DATA IN THIS EXERCISE:
- - -

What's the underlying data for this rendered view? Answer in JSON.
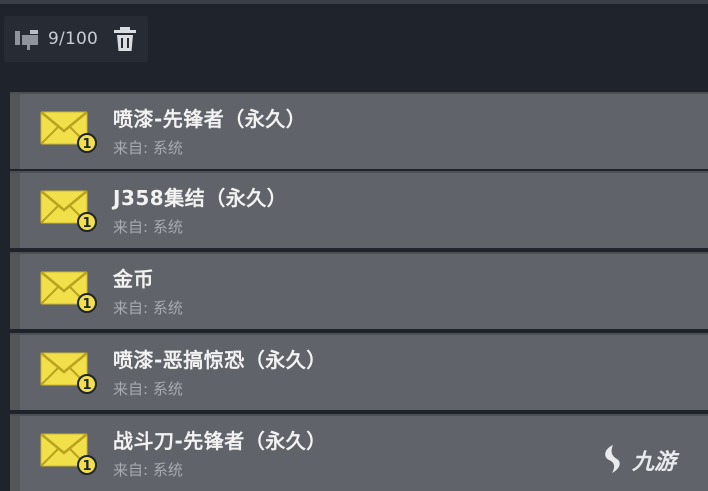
{
  "toolbar": {
    "count_label": "9/100",
    "mailbox_icon": "mailbox-icon",
    "trash_icon": "trash-icon"
  },
  "mail_items": [
    {
      "title": "喷漆-先锋者（永久）",
      "from": "来自: 系统",
      "badge": "1"
    },
    {
      "title": "J358集结（永久）",
      "from": "来自: 系统",
      "badge": "1"
    },
    {
      "title": "金币",
      "from": "来自: 系统",
      "badge": "1"
    },
    {
      "title": "喷漆-恶搞惊恐（永久）",
      "from": "来自: 系统",
      "badge": "1"
    },
    {
      "title": "战斗刀-先锋者（永久）",
      "from": "来自: 系统",
      "badge": "1"
    }
  ],
  "watermark": {
    "text": "九游"
  },
  "colors": {
    "background": "#1f232b",
    "row": "#606369",
    "envelope": "#f2e04a",
    "badge": "#f2e04a"
  }
}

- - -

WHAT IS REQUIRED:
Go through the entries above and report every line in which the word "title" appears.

SOLUTION BELOW:
      "title": "喷漆-先锋者（永久）",
      "title": "J358集结（永久）",
      "title": "金币",
      "title": "喷漆-恶搞惊恐（永久）",
      "title": "战斗刀-先锋者（永久）",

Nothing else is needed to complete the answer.